(Note from John Rabe: I posted this earlier this week, before news reached us Friday that Cronkite passed away.)
I stumbled acros an eye-opening video before I learned that Walter Cronkite, anchor of the CBS Evening News from 1962 to 1981, is dying of cerebrovascular disease, according to his family. The video tells you everything you need to know about Cronkite ... (MORE INSIDE)
I grew up watching Walter Cronkite's evening news broadcasts with my family. I clearly remember the endless counting of the days of the Iran hostage crisis. I remember thinking of him as solid and respected. I learned later about his taking a stand against Vietnam, and came -- slowly -- to understand and appreciate his strengths as reporter and anchor as I learned -- slowly -- to be a reporter and anchor.
But I was too young to remember seeing this newscast, from January of 1973.
In the clip, Cronkite takes a call ON THE AIR from Lyndon Johnson's press aide, who tells him that the former President has just died.
Imagine one of the current crop of anchors being able to handle a scene like this. Imagine one of today's networks going with a story that was coming in like this, with no graphics or sound. But really, what more do you need to tell the story?
Note how Cronkite holds up a finger to tell us to hang on a second. It was all he needed to do. He knew the audience would immediately know that if Walter Cronkite was on the phone when they could see him, he wasn't taking a call from his wife. It was something we should wait for. And since it was Cronkite, we waited.

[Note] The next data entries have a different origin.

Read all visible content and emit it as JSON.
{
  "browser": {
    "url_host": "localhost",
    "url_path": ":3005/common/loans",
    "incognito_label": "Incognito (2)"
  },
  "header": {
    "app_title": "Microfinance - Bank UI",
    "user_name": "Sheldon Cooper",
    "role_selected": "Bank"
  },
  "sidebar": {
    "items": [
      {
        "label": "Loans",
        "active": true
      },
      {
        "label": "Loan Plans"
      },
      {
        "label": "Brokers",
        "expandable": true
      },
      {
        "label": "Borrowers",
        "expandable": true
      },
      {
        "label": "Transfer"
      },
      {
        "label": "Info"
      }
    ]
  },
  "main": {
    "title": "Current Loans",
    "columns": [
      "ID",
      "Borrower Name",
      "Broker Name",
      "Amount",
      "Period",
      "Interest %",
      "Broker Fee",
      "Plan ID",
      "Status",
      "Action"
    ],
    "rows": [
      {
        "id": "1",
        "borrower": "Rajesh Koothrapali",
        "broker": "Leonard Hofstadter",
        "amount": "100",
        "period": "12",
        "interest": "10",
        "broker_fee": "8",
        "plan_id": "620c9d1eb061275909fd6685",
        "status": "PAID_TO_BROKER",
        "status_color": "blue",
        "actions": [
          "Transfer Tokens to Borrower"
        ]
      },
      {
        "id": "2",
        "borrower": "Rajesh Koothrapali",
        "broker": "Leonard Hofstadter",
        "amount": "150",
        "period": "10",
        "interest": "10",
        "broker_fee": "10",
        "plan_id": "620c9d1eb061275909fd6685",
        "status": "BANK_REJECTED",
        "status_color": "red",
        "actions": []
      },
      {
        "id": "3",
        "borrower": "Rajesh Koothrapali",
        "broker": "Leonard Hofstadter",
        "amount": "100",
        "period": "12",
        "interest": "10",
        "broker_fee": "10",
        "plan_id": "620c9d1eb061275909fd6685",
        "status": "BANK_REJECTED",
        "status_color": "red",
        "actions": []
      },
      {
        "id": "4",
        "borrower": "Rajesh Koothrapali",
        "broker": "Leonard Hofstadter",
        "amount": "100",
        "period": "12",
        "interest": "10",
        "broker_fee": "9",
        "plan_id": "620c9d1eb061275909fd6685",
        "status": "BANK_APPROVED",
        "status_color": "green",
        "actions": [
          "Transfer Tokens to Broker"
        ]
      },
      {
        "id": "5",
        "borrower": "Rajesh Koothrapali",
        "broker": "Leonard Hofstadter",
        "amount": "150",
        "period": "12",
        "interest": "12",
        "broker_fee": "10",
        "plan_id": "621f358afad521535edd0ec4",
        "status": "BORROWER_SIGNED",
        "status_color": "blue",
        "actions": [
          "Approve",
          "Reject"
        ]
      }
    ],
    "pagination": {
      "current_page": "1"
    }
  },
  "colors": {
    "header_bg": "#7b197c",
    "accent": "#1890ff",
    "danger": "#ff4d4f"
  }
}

(PS: Note, too, the stylish cufflinks and watch. And KPCC's Frank Stoltze heard the typewriters in the background. Was someone really typing, or was it their job to make it sound more like a newsroom?)